DATE: March 22, 2002
Why would I want to be long stocks when I could be long LEAPS®? What are the disadvantages to owning LEAPS as opposed to the underlying stock?
Every strategy has a tradeoff, some relative advantage and some relative disadvantage.
There are two advantages to owning a LEAPS call relative to owning the underlying stock. First, the investment in a LEAPS call is less than buying the underlying stock. Second, it is likely that the profit potential in percentage terms is greater for the LEAPS call than for an investment in the underlying stock. This is generally described as "leverage."

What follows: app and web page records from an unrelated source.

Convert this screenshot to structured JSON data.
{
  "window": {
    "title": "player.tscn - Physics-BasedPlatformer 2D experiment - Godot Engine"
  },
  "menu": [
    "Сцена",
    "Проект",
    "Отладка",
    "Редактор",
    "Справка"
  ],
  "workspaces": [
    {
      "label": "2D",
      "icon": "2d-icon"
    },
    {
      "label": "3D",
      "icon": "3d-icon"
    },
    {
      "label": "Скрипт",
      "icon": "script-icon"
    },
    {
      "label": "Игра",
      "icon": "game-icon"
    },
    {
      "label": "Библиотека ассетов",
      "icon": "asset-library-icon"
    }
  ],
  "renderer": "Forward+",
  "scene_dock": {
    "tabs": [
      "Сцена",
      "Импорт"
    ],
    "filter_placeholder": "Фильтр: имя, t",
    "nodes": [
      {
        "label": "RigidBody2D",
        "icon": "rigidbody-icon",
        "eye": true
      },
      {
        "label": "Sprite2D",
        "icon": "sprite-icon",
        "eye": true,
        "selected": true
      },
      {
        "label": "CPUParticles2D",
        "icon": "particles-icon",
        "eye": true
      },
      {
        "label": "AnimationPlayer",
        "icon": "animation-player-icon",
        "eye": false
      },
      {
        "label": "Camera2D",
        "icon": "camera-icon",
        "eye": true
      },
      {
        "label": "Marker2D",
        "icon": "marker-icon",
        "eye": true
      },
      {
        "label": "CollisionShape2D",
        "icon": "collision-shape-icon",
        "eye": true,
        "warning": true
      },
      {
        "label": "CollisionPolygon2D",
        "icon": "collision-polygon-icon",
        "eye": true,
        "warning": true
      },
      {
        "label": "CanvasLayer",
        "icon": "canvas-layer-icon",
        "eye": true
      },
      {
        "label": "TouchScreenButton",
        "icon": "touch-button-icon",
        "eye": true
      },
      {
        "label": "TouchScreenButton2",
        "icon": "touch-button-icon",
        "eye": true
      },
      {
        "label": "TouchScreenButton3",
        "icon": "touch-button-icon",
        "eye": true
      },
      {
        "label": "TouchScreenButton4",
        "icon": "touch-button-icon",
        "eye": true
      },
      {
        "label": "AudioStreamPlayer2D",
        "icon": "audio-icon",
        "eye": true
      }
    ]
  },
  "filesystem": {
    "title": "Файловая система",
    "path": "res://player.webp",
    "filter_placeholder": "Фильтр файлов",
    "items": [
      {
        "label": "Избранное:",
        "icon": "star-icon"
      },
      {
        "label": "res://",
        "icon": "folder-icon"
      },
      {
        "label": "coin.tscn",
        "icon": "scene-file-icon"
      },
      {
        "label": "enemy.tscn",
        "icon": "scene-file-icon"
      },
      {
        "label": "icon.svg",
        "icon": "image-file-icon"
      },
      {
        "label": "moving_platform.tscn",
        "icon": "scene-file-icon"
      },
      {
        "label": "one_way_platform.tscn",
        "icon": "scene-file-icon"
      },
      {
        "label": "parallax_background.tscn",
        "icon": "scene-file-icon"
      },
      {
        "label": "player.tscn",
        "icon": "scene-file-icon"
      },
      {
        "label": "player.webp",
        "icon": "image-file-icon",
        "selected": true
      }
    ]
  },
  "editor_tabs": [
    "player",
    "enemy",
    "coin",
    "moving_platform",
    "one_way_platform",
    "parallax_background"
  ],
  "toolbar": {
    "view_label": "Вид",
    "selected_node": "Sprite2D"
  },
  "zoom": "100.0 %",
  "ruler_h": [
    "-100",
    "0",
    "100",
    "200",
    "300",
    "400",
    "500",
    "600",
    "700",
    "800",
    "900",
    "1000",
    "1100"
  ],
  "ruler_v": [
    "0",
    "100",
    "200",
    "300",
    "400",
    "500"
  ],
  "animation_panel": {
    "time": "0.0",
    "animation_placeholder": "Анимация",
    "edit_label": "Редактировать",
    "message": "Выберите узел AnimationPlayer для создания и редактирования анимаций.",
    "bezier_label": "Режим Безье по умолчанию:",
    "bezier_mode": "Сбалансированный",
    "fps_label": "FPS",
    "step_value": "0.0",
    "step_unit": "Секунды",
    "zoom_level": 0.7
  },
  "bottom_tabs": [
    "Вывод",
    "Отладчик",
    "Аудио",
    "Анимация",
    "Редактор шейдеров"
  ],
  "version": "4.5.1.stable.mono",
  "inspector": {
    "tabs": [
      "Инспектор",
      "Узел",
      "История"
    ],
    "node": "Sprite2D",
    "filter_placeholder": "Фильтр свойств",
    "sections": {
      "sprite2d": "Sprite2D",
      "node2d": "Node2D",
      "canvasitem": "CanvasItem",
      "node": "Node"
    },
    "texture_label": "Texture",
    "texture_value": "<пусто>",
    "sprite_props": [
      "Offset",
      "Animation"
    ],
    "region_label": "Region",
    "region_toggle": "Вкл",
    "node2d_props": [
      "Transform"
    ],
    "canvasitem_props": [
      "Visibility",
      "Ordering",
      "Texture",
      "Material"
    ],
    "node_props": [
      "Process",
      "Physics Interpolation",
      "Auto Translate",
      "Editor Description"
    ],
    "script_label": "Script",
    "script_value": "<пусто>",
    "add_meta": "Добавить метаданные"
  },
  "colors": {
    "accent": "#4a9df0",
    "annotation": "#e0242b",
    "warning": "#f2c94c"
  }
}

On the other hand, there are also some disadvantages to owning a LEAPS call relative to owning the underlying stock. First, because of the time premium portion of the LEAPS call, the break-even point at expiration, is higher for the LEAPS call than for the stock. Consequently, it is possible for the stock price to rise slightly and for the stock owner to have a small profit while the owner of a LEAPS call might have a loss or only break even. Second, there is the issue of time. A LEAPS call has an expiration date, and it is possible for the option to expire worthless, causing a 100% loss of the premium paid, while the stock continues to live for a price rise after the expiration date of the LEAPS call. Third, the "leverage" factor which worked to the advantage of the LEAPS call in the case of a stock price rise can be a disadvantage in the event of a stock price decline. Remember that unlike stocks, options do not receive dividends or carry voting rights.